atomic watchdog to send a team of experts to help in the
current nuclear crisis, International Atomic Energy Agency
(IAEA) chief Yukiya Amano said on Monday.
"Today, the government of Japan asked the agency to
provide expert missions. We are in discussions with Japan on
the details," Amano told IAEA member states in a closed-door
technical briefing at the watchdog`s Vienna headquarters.
As soon as the devastating earthquake hit Japan on
Friday, damaging the Fukushima nuclear plant located 250
kilometres northeast of Tokyo, the IAEA made a formal offer of
assistance to the government.
Japanese-born Amano described the 8.9-magnitude
earthquake and the devastating tsunami it triggered as "a
tragedy of cataclysmic proportions. This has been one of the
greatest natural disasters of modern times, the full extent of
which is still becoming clear."
The events of the last few days were "truly
unprecedented," Amano continued.

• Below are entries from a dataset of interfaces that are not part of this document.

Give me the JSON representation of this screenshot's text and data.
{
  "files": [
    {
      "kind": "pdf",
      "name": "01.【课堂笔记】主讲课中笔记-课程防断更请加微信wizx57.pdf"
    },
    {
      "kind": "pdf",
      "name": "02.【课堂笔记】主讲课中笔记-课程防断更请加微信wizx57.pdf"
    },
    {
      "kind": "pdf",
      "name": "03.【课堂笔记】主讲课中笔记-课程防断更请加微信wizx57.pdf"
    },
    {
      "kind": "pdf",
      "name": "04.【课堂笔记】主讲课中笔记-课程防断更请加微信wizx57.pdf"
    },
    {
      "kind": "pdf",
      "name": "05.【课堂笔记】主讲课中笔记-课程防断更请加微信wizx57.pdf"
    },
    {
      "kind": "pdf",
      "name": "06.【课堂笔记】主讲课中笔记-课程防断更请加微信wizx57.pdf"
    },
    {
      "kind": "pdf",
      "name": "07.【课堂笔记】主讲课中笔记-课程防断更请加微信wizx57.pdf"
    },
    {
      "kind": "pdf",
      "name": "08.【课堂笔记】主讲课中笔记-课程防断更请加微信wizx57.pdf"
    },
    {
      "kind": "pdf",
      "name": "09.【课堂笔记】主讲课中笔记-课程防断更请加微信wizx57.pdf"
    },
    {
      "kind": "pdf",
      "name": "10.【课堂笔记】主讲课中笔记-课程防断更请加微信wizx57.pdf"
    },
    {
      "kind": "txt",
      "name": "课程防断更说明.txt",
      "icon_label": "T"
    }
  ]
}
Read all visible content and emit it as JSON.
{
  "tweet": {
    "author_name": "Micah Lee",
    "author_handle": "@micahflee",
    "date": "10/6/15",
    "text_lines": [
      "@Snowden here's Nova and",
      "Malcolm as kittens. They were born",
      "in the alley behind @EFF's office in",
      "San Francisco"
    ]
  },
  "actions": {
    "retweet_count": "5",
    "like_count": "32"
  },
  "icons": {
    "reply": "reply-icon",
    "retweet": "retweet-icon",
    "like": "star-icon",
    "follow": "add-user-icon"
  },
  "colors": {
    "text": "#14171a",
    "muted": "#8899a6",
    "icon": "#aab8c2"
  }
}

"The modern infrastructure of a highly industrialized
country has been dealt a devastating blow by the immense
destructive power of nature. I send my deepest condolences to
the people and government of Japan."
The giant nuclear plant of Fukushima was damaged by
the quake, with two explosions hitting separate reactor units
But "the reactor vessels have held and radioactive
release is limited," Amano insisted.
Earlier, the IAEA had issued a statement saying the
Japanese authorities had reported that Fukushima Daiichi Unit
2 had "experienced decreasing coolant levels in the reactor
Officials had begun to inject sea water into the
reactor to maintain cooling of the reactor core, it said.
And sea water injections into Units 1 and 3 had been
interrupted yesterday "due to a low level in a sea water
supply reservoir, but sea water injections have now been
restored at both units."
Amano said that, as from Tuesday, the IAEA would hold
a daily technical briefing for member states and the media
taking place at 3:00 pm (1400 GMT).